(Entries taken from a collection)
*** Block opens ***
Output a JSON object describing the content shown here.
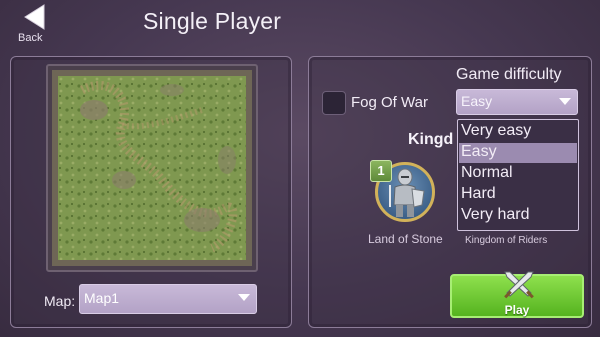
{
  "header": {
    "back_label": "Back",
    "title": "Single Player"
  },
  "map": {
    "label": "Map:",
    "selected": "Map1"
  },
  "options": {
    "fog_of_war_label": "Fog Of War",
    "fog_of_war_checked": false,
    "difficulty_label": "Game difficulty",
    "difficulty_selected": "Easy",
    "difficulty_options": [
      "Very easy",
      "Easy",
      "Normal",
      "Hard",
      "Very hard"
    ],
    "difficulty_highlighted_index": 1
  },
  "kingdoms": {
    "heading_visible": "Kingd",
    "player": {
      "badge": "1",
      "name": "Land of Stone"
    },
    "opponent": {
      "name": "Kingdom of Riders"
    }
  },
  "play_label": "Play",
  "colors": {
    "play_green": "#6cc830",
    "panel_border": "#8c7c98",
    "select_bg": "#bfaed2",
    "avatar_ring": "#d2b25a"
  }
}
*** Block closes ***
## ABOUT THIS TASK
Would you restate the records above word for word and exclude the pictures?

## EXERCISE OUTPUT
Output a JSON object describing the content shown here.
{
  "header": {
    "back_label": "Back",
    "title": "Single Player"
  },
  "map": {
    "label": "Map:",
    "selected": "Map1"
  },
  "options": {
    "fog_of_war_label": "Fog Of War",
    "fog_of_war_checked": false,
    "difficulty_label": "Game difficulty",
    "difficulty_selected": "Easy",
    "difficulty_options": [
      "Very easy",
      "Easy",
      "Normal",
      "Hard",
      "Very hard"
    ],
    "difficulty_highlighted_index": 1
  },
  "kingdoms": {
    "heading_visible": "Kingd",
    "player": {
      "badge": "1",
      "name": "Land of Stone"
    },
    "opponent": {
      "name": "Kingdom of Riders"
    }
  },
  "play_label": "Play",
  "colors": {
    "play_green": "#6cc830",
    "panel_border": "#8c7c98",
    "select_bg": "#bfaed2",
    "avatar_ring": "#d2b25a"
  }
}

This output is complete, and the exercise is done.